Flanagan vows to 'hold Brokenshire to account' in talks
Foreign Affairs Minister Charlie Flanagan has promised to hold Northern Ireland's Secretary of State James Brokenshire "to account" after Sinn Féin objected to his chairmanship of talks aimed at restoring devolution at Stormont.
The spectre of direct rule from Westminster is looming large after a day of tension marked the reopening of negotiations between the DUP and Sinn Féin.
DUP leader Arlene Foster has told Gerry Adams's party that if it is concerned about her moves to enter a 'confidence and supply' arrangement with the UK Conservatives, it should help to quickly re-establish the Assembly.
She delivered a blunt message to Sinn Féin, warning: "If others decide that they are not coming back into the devolved administration here in Northern Ireland then those issues will have to be dealt with at Westminster," she said.
"It is really for Sinn Féin to decide where they want those powers to lie."
The Northern Ireland Executive has not sat since the election on March 2.
Mrs Foster's remarks came after Sinn Féin and other Stormont parties insisted Mr Brokenshire could not chair the efforts to restore power-sharing.
They are adamant the UK government can no longer cast itself as a neutral facilitator in the process, given Theresa May's intent to form a minority government with the DUP.
The dispute has prompted renewed calls for a chairman from outside the UK and Ireland to be appointed.
Mr Adams said: "Our resolve is to see these institutions put in place on the basis they were founded upon as quickly as possible.
"That could be done this time tomorrow morning or dinner time today.

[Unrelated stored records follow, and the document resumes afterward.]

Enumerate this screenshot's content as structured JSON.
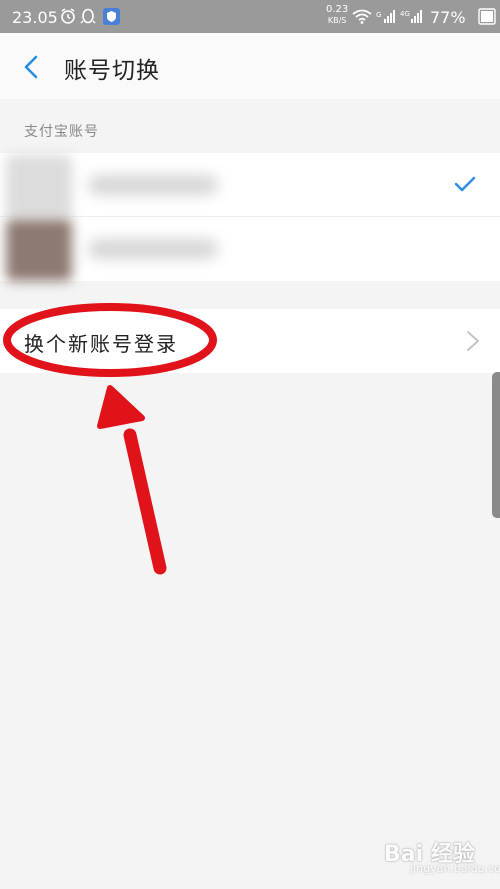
{
  "status_bar": {
    "time": "23.05",
    "net_speed_value": "0.23",
    "net_speed_unit": "KB/S",
    "battery": "77%"
  },
  "nav": {
    "title": "账号切换"
  },
  "section": {
    "label": "支付宝账号"
  },
  "accounts": [
    {
      "selected": true
    },
    {
      "selected": false
    }
  ],
  "actions": {
    "login_new": "换个新账号登录"
  },
  "watermark": {
    "text": "Bai 经验",
    "sub": "jingyan.baidu.com"
  },
  "colors": {
    "accent": "#2a8de0",
    "annotation": "#e0121a"
  }
}
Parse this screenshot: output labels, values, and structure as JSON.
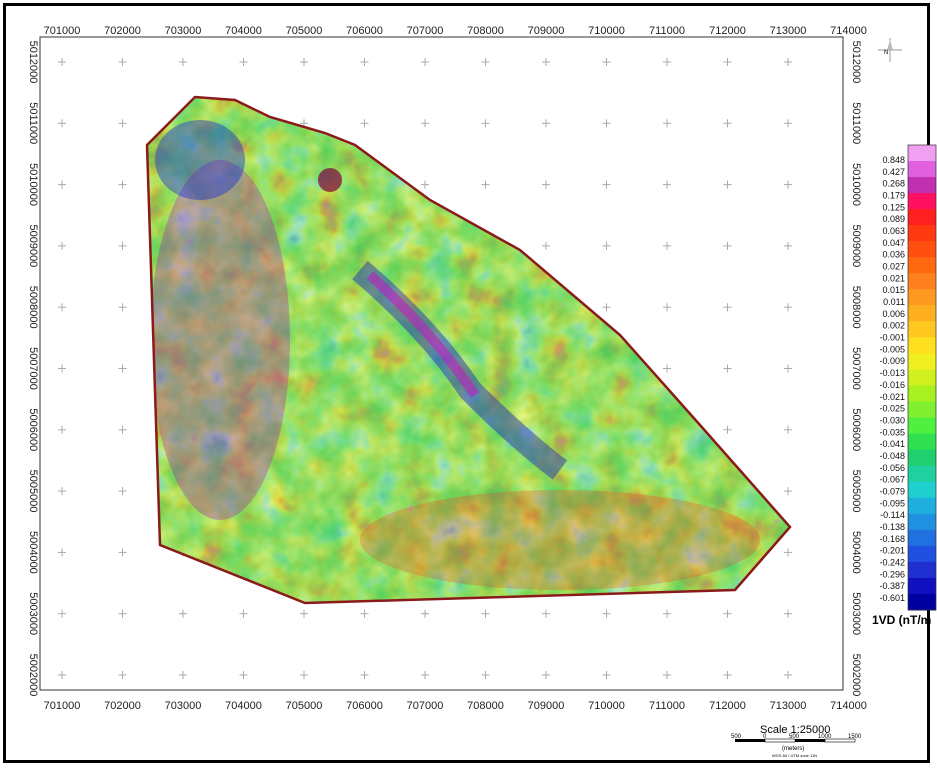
{
  "map": {
    "x_ticks": [
      "701000",
      "702000",
      "703000",
      "704000",
      "705000",
      "706000",
      "707000",
      "708000",
      "709000",
      "710000",
      "711000",
      "712000",
      "713000",
      "714000"
    ],
    "y_ticks": [
      "5012000",
      "5011000",
      "5010000",
      "5009000",
      "5008000",
      "5007000",
      "5006000",
      "5005000",
      "5004000",
      "5003000",
      "5002000"
    ],
    "survey_outline_color": "#8b1a1a"
  },
  "legend": {
    "values": [
      "0.848",
      "0.427",
      "0.268",
      "0.179",
      "0.125",
      "0.089",
      "0.063",
      "0.047",
      "0.036",
      "0.027",
      "0.021",
      "0.015",
      "0.011",
      "0.006",
      "0.002",
      "-0.001",
      "-0.005",
      "-0.009",
      "-0.013",
      "-0.016",
      "-0.021",
      "-0.025",
      "-0.030",
      "-0.035",
      "-0.041",
      "-0.048",
      "-0.056",
      "-0.067",
      "-0.079",
      "-0.095",
      "-0.114",
      "-0.138",
      "-0.168",
      "-0.201",
      "-0.242",
      "-0.296",
      "-0.387",
      "-0.601"
    ],
    "unit_label": "1VD (nT/m",
    "colors": [
      "#f0a0f0",
      "#e060e0",
      "#c030b0",
      "#ff1060",
      "#ff2020",
      "#ff3a10",
      "#ff5010",
      "#ff6a10",
      "#ff8020",
      "#ff9a20",
      "#ffb020",
      "#ffc820",
      "#ffe020",
      "#f0f020",
      "#d0f020",
      "#a8f020",
      "#80f030",
      "#50f040",
      "#30e050",
      "#20d070",
      "#20d0a0",
      "#20d0d0",
      "#20b0e0",
      "#2090e0",
      "#2070e0",
      "#2050e0",
      "#2030d0",
      "#1010c0",
      "#0000a0"
    ]
  },
  "scale_bar": {
    "title": "Scale 1:25000",
    "tick_labels": [
      "500",
      "0",
      "500",
      "1000",
      "1500"
    ],
    "units": "(meters)",
    "projection_note": "WGS 84 / UTM zone 11N"
  },
  "north_arrow": {
    "label": "N"
  }
}
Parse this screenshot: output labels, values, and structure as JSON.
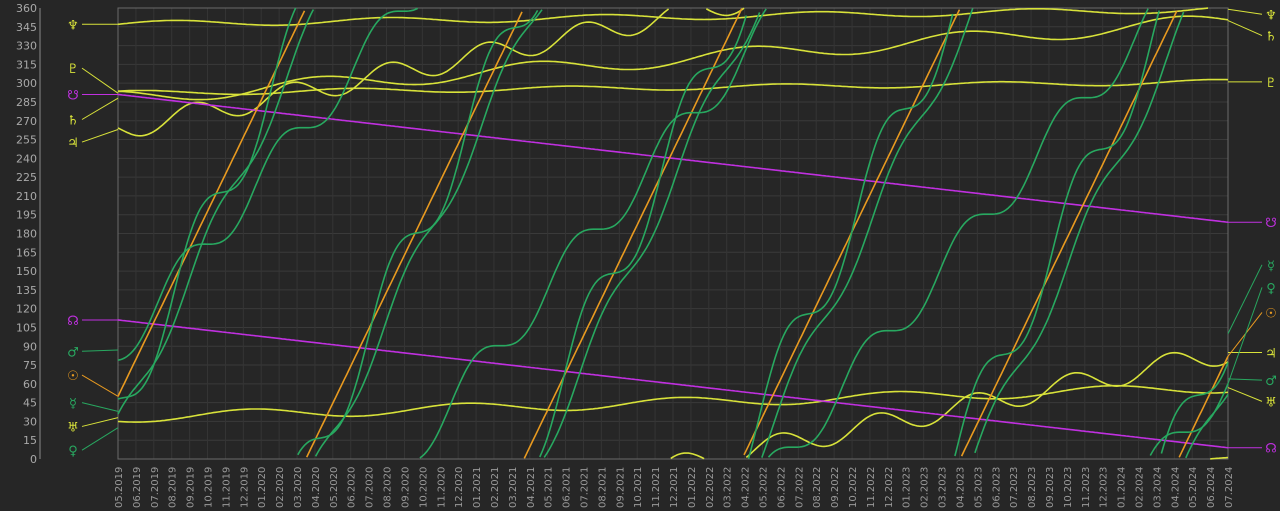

They are all rights issues subject to previous agreements.
"We made clear at the beginning of these talks that James Brokenshire is not an acceptable chair."
Likewise, SDLP leader Colum Eastwood said: "If James Brokenshire thinks for one second he can be an independent chair of these talks, he is absolutely wrong."
Last night, Mr Flanagan said the "heavy lifting" to reach a deal would have to be done by the parties.
He told RTÉ's 'Six One News' he will be "calling the parties to account" and "indeed to hold the Secretary of State to account to ensure there is no deviation from the Good Friday Agreement".
"I believe we can do it," he said.
A hard deadline of June 29 has been set for a deal to be struck, after which it is expected power will revert to London.